(Excerpts from an interface dataset)
# # #
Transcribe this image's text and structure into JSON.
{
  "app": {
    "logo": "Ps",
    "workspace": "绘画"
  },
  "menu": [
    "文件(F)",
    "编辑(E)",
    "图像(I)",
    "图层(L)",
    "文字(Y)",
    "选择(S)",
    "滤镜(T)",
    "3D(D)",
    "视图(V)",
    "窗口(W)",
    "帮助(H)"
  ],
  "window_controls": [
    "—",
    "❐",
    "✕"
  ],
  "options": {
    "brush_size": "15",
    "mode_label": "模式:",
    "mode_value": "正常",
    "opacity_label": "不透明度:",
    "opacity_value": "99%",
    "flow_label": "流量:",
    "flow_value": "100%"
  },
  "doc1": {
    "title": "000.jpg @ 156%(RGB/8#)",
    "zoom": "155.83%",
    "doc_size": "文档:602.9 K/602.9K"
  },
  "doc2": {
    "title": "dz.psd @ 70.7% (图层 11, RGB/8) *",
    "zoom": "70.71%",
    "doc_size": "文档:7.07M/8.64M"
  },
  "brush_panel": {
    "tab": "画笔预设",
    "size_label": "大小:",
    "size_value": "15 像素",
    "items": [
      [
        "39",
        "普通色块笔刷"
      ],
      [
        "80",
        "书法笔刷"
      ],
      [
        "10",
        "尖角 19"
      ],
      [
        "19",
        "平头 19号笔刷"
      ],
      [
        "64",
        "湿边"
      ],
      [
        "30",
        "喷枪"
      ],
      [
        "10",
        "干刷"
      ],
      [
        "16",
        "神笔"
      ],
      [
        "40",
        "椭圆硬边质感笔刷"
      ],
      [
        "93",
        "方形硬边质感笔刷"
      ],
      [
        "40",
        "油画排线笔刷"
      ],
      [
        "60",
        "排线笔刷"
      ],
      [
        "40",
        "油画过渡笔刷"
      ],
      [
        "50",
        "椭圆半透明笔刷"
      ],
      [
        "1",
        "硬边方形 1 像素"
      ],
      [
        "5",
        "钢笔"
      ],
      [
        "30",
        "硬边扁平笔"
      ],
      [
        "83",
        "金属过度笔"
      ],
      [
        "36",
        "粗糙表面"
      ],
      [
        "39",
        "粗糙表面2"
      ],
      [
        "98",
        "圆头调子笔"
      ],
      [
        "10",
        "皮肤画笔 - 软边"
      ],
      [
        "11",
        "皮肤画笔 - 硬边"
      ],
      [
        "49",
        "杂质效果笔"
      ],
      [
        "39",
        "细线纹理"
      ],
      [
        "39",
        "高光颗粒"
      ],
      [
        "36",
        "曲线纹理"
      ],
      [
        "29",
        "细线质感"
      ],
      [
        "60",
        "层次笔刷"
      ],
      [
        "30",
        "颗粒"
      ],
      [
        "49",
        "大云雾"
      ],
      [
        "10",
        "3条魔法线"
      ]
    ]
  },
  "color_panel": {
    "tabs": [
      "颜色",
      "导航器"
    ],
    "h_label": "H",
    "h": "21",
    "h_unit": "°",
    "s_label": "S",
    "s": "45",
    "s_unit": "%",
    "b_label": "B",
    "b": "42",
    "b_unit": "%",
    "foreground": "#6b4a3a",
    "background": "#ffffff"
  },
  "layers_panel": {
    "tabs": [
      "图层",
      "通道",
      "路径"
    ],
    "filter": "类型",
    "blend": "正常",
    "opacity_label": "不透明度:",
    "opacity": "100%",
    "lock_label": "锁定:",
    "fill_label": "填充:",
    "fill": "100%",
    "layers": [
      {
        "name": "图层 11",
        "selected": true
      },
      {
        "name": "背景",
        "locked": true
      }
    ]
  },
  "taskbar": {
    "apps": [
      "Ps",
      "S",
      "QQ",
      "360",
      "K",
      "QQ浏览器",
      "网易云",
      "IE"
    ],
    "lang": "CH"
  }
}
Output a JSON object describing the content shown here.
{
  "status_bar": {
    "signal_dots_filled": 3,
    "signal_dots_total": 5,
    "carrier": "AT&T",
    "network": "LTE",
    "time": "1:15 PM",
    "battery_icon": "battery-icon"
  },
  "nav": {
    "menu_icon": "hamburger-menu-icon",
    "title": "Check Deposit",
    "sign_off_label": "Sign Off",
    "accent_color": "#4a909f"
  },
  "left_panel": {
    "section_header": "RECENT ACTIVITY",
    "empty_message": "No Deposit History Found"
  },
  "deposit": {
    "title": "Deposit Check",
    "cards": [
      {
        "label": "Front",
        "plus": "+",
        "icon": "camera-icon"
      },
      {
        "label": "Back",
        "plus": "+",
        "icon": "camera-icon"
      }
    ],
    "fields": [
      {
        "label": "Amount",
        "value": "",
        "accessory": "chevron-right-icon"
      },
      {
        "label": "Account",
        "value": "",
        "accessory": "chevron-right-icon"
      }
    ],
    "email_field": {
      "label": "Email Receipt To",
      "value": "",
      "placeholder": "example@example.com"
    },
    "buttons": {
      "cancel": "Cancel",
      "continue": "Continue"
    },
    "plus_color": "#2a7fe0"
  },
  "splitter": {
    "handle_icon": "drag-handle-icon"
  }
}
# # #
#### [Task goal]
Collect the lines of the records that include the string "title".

#### [Task answer]
    "title": "000.jpg @ 156%(RGB/8#)",
    "title": "dz.psd @ 70.7% (图层 11, RGB/8) *",
    "title": "Check Deposit",
    "title": "Deposit Check",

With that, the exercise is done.